Arica–La Paz railway
LocaleChile, Bolivia
Line length440 km (273 mi)
Number of tracksSingle track with passing loops
Track gauge1,000 mm (3 ft 3 38 in) metre gauge
Highest elevation4,257 m (13,967 ft)
Route map

Construction was started by the Chilean Sindicato de Obras Públicas, then continued under direct Chilean government supervision and was completed by the British company Sir John Jackson (Chile) Ltd., which carried out the major part of the work.[1] It has 7 tunnels.

The length of the Arica–La Paz railway is shorter than the other two alternatives:
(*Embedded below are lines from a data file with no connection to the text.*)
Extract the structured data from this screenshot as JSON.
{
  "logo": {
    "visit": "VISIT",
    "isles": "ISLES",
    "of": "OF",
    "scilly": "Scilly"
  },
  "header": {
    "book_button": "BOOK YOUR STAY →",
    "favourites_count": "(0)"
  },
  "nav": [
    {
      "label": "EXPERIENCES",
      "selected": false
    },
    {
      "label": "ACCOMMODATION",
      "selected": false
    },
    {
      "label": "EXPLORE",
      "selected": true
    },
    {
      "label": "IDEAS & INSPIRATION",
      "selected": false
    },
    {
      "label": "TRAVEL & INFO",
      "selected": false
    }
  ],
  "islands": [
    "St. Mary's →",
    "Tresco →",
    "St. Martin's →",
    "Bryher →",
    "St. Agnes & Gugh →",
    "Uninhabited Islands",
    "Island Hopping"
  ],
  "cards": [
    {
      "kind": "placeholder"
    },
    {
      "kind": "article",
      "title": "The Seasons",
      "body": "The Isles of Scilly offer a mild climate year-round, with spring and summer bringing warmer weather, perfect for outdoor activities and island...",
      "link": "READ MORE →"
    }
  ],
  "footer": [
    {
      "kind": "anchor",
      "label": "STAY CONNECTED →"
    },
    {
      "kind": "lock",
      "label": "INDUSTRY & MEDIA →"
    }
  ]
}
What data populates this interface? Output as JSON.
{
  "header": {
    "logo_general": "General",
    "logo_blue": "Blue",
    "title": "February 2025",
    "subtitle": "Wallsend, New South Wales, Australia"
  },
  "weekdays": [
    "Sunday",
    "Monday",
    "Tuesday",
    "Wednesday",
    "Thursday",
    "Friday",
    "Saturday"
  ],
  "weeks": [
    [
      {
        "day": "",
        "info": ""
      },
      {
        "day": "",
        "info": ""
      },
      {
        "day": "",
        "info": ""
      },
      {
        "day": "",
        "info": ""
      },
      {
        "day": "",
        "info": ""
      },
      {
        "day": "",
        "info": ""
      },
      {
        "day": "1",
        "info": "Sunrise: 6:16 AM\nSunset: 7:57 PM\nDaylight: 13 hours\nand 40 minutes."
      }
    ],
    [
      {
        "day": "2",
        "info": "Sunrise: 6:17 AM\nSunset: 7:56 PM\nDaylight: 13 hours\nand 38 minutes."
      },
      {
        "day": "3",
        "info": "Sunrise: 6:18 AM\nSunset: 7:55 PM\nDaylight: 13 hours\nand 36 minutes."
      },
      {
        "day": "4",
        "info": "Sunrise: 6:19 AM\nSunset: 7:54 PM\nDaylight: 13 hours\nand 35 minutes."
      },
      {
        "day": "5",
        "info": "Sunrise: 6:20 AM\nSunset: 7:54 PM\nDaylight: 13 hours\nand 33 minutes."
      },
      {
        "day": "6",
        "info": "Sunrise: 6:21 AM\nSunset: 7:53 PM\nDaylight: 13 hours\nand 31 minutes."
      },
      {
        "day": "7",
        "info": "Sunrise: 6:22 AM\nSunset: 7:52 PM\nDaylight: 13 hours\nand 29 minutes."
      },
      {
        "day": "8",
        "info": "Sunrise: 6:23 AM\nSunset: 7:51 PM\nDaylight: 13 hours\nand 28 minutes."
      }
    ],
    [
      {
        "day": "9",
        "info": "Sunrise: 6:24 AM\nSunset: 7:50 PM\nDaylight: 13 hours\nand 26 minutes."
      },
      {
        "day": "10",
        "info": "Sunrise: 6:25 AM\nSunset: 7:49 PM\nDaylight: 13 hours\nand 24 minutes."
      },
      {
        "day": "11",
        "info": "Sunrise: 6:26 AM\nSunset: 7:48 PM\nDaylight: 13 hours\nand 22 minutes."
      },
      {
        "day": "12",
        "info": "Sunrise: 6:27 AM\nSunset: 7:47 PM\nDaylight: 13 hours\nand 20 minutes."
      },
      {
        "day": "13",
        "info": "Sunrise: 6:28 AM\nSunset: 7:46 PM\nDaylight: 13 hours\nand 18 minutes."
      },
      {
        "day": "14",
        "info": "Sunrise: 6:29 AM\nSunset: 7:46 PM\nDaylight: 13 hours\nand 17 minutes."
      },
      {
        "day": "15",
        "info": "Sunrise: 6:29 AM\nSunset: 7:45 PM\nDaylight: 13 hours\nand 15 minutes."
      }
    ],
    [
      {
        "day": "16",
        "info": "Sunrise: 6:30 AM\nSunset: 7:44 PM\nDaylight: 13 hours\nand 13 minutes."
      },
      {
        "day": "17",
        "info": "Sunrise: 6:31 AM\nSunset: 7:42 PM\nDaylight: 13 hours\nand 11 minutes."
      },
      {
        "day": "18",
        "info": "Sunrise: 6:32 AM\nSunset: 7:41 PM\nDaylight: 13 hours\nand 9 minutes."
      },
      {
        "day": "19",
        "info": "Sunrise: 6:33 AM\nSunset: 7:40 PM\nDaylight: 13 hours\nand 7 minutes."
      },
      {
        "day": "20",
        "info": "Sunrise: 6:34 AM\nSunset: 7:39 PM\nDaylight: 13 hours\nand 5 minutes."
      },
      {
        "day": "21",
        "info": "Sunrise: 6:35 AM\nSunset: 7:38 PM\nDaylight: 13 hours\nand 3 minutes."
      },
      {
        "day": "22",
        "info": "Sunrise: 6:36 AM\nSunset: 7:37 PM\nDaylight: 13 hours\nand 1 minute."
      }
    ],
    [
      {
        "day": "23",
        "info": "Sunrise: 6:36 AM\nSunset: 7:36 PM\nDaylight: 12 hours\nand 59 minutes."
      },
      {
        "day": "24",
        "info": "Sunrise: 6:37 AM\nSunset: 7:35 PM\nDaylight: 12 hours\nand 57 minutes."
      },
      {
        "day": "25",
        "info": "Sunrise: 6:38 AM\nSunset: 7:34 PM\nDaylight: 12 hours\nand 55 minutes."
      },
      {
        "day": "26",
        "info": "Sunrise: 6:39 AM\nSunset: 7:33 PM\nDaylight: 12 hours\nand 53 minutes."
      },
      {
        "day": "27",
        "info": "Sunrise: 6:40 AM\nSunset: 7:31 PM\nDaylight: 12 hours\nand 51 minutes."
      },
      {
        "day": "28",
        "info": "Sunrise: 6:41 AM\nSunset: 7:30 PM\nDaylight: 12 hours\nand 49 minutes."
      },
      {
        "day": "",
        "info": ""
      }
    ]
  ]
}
Apart from some 18 months in 2001 and 2002, when the line was cut by damage to bridges, the railway was in service until 2005 when the company operating it filed for bankruptcy. Between 2010 and 2012, the contractor Comsa, hired by the Arica port authority EPA, rehabilitated the infrastructure and removed soil contaminated by lead and other mineral residues from land surrounding the railway in Arica, especially in the Chinchorro freight yard. Work undertaken by Comsa has included laying 67 km of rail on 73 000 timber sleepers to enable freight trains to operate at up to 40 km/h. The total cost of the rehabilitation was estimated at $US 45m.[2] By the Railway's centenary, 13 May 2013, the line was in operational order all the way up to the frontier with Bolivia;[3] the Bolivian section had remained in a serviceable condition, being used by a local rail-bus service.[4] Trial trains have been run over the line.[5]

It is not clear when the Arica–La Paz railway may reopen to regular train services. The passenger service closed in 1996 due to a lack of demand and trucks rather than trains carry most of the cargo traffic along paved highways. Political relations between Chile and Bolivia are poor.[6]

The Chilean State Railways' original plan was to tender the operation of the line, but this relied on the success of a tender to repair the best of the existing locomotives. At present, Chilean State Railways does not have any operable locomotives on the line.

As a result, the revised proposal is to allow technically qualified operators to run trains over the railway, using their own equipment. The most likely interested party is Bolivia´s Andina Railway (EFASA), which connects with Arica–La Paz railway at the border between the stations of Visviri and Charaña and has well-equipped workshop facilities at Viacha, not far from La Paz. Efasa is administered by Bolivian Railway Investors, a subsidiary of Antofagasta PLC, which owns the railway from the frontier between Abaroa and Ollagüe down to the Chilean Pacific coast ports of Antofagasta and Mejillones.[5] A further proposal to reopen the railway was made in 2017.[7]

See alsoEdit


  1. ^ "El tramo a cremallera del Ferrocarril de Arica a La Paz" (in Spanish). Archived from the original on 11 July 2013. Retrieved 28 May 2013.
  2. ^ "Reopening closer for Arica - La Paz". Railway Gazette. 24 January 2013. Retrieved 5 October 2013.
  3. ^ "President visits Arica - La Paz Railway". Railway Gazette. 15 May 2013. Retrieved 5 October 2013.
  4. ^ "Reinauguran servicio ferroviario a Coro Coro". El Diario (in Spanish). 12 August 2010.
  5. ^ a b "Arica-La Paz reopening plan". International Railway Journal. 11 July 2013. Retrieved 5 October 2013.
  6. ^ "Bolivia-Chile railway marks 100 years at time of strife". BBC News. 13 May 2013. Retrieved 5 October 2013.
  7. ^
  • Decombe, Alberto. "Historia del Ferrocarril de Arica a la Paz" (in Spanish).
  • Thomson, Ian; Angerstein, Dietrich (2000). Historia del ferrocarril en Chile (2nd ed.). Santiago: Barros Arana Research Center, Chilean National Library.